"It's disappointing we as a city can't work out a deal with a local developer, that being Paul Renner," he said. "The city should do a better job of negotiating."
He said last month the city wrote off a $1.4 million loan to the Detroit Lakes Community and Cultural Center, but this month it can't work out a $7,500 difference with Renner.
When Renner stood and spoke at the council meeting Tuesday, he said by denying the bids for his development and putting a stop to the development, the city is denying the $80,000 a year in new property taxes the houses would have brought as well.
"Can you imagine a business turning down $80,000 in revenue yearly over a $7,500 dispute?" Zeman asked.
He said since the council meeting, he's gotten many calls from people saying, "the city is looked at as bullies" against the trades people.
Renner said later in the week that the city is losing more than the $80,000 in taxes. All construction Lakes Country Developers does is local.
"We are Detroit Lakes based, and I believe in Detroit Lakes," he said. Renner has been in business for 27 years. He's already invested $22-$25 million in Detroit Lakes, he said.
He added that since the city has denied his latest housing project, he's taking another project off the construction schedule.
Last month, the council approved Renner's request for a 14-unit apartment building. He said he wouldn't bother with the apartment now.
"The message they've sent is they don't want to do business with me," Renner said.
He said he may revisit building the apartment building, but it will be in another city.
It's more than a dispute over one project, Renner said. There have been issues over the years between the city and Lakes Country Developers.
Zeman said he's hoping the city and Renner can sit down and work something out, because he doesn't see why the city would want to lose the housing developments -- single-family homes and apartment building.
Renner said he'd be willing to continue with Timber Creek if he doesn't have to pay the $7,500. It's a matter of principle for him now.
If he can't work out something with the city, he said he's fully prepared to stop the development. The land will be worth much more in 10 years anyway.
At the council meeting, Alderman G.L. Tucker said it's unfortunate to lose the development and the apartment building, but that he supports the council's decision.

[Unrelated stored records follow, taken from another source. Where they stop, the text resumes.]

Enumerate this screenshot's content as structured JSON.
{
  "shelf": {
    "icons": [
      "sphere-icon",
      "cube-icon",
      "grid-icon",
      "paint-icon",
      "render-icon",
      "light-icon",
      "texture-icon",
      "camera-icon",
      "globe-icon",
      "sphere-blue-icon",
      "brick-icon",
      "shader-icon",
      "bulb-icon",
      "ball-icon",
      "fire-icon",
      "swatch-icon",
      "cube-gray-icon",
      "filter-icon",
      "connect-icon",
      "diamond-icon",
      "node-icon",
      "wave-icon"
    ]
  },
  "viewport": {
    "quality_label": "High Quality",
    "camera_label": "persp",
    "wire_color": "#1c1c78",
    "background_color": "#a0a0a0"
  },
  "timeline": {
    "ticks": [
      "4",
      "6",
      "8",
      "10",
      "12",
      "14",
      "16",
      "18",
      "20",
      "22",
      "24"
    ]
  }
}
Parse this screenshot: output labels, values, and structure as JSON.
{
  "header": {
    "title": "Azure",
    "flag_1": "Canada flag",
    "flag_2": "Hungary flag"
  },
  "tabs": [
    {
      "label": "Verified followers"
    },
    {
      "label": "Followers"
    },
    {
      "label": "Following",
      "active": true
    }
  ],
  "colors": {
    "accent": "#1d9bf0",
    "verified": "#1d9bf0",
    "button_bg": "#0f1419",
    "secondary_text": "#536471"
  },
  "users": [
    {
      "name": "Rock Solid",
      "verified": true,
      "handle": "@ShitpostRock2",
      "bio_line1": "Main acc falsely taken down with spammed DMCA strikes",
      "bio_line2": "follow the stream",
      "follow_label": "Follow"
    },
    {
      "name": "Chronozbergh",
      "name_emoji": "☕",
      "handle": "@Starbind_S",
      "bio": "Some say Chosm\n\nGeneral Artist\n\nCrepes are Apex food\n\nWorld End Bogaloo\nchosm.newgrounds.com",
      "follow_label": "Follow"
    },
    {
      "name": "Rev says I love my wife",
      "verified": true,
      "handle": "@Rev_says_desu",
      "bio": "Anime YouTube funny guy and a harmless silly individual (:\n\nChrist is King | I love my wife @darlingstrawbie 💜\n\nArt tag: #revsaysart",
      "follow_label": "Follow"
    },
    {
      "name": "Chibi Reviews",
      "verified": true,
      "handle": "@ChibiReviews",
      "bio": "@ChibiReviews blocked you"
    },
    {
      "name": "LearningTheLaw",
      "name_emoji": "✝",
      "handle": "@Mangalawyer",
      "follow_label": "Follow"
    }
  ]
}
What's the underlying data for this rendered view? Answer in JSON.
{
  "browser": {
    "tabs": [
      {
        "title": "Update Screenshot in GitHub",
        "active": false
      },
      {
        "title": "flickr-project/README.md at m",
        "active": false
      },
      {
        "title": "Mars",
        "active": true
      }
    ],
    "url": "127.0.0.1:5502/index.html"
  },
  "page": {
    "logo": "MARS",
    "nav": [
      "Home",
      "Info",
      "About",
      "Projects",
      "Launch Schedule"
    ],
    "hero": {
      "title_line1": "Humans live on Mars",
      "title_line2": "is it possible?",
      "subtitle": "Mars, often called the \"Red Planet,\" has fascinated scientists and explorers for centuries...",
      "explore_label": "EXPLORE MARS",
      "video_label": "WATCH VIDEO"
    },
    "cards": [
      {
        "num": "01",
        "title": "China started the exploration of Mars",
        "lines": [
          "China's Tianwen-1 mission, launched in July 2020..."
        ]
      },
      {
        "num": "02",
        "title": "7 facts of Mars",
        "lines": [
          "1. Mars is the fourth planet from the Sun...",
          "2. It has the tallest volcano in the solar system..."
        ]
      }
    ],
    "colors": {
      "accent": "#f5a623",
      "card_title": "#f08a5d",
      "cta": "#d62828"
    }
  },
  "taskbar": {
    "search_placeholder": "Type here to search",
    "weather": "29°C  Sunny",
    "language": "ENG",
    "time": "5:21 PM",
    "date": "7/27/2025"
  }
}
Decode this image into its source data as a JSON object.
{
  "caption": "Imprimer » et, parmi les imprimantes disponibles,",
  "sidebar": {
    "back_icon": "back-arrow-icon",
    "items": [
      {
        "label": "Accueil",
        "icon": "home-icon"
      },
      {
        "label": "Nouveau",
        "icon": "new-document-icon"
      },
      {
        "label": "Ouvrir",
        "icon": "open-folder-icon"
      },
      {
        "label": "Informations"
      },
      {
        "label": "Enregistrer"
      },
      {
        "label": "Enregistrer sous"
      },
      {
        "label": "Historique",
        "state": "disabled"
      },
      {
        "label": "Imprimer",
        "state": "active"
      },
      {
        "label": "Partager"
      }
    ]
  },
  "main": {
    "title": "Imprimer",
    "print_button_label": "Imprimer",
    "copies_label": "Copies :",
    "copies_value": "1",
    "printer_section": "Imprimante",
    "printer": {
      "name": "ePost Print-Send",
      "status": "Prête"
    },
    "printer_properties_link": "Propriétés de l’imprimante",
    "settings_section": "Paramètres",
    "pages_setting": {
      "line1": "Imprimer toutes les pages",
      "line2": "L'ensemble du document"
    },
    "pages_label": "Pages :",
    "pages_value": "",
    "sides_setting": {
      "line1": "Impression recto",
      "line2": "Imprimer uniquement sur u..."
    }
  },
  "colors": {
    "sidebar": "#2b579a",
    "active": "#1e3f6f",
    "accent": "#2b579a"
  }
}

Alderman Bruce Imholte was also in favor of sticking to policy and not accepting the bids.
"I don't want to see a headline in the newspaper that says DL's against development. It's not true. It's complicated," he said.